[[ STORED DATA, beginning ]]

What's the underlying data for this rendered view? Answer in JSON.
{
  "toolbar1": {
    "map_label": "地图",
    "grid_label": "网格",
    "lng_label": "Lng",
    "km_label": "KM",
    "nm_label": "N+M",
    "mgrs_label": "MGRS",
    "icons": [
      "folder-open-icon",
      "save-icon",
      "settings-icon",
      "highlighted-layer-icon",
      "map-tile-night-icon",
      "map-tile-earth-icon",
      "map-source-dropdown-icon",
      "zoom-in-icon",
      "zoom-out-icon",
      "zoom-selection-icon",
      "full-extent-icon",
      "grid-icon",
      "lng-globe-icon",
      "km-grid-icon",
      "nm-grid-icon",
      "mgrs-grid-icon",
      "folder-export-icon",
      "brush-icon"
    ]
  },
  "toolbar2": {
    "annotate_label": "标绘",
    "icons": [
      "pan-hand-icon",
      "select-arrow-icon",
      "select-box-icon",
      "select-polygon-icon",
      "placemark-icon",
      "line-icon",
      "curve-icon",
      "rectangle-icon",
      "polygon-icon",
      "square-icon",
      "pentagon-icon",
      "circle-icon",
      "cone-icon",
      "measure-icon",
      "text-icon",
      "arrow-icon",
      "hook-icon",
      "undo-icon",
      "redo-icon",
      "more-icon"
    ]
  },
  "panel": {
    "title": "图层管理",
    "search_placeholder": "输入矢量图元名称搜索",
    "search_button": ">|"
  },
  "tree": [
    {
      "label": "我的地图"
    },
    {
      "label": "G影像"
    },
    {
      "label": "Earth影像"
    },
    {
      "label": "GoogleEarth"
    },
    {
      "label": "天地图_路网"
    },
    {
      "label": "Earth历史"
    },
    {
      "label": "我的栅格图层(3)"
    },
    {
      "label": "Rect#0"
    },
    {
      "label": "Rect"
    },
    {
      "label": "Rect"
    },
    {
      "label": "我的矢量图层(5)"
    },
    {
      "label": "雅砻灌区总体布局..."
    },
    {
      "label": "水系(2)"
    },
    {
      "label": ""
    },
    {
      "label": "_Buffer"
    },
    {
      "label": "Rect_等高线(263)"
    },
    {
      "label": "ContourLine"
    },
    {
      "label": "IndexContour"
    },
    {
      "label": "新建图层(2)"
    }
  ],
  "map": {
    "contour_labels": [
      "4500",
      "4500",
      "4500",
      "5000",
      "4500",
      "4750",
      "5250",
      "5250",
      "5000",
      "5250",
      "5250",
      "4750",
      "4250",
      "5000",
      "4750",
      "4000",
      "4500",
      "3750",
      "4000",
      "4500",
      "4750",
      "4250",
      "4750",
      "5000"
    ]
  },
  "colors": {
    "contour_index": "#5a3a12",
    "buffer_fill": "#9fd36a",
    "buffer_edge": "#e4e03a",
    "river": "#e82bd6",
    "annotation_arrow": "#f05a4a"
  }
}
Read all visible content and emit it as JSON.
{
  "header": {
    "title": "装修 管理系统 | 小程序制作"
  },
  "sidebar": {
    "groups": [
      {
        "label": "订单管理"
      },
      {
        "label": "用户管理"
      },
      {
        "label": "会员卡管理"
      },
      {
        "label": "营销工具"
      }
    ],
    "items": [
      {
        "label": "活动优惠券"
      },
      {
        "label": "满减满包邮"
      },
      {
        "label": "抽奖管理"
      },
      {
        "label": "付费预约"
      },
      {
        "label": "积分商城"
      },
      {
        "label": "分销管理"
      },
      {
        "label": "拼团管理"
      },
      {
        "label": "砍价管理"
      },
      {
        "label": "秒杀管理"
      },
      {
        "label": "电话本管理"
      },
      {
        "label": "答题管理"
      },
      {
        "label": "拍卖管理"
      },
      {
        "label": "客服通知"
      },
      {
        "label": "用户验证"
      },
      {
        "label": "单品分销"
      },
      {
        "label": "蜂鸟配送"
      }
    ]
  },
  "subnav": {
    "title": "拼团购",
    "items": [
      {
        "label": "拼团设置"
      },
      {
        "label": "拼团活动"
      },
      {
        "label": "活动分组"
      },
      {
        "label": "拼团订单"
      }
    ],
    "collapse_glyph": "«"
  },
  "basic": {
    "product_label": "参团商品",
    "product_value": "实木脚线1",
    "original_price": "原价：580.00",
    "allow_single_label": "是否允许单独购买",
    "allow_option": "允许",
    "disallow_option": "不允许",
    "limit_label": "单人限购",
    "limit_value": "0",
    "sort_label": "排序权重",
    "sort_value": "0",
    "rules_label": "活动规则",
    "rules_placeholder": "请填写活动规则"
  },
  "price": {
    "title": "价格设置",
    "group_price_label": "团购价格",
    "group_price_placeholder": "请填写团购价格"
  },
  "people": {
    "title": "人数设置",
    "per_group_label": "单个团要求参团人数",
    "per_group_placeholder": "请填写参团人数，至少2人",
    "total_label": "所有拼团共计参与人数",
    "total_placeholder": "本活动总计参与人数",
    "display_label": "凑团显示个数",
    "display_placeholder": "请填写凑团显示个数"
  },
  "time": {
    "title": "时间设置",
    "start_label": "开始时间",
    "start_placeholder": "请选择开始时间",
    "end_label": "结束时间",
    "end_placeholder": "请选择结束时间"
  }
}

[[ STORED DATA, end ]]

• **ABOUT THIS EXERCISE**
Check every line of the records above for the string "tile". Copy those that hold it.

• **RESULT OF THE TASK**
      "map-tile-night-icon",
      "map-tile-earth-icon",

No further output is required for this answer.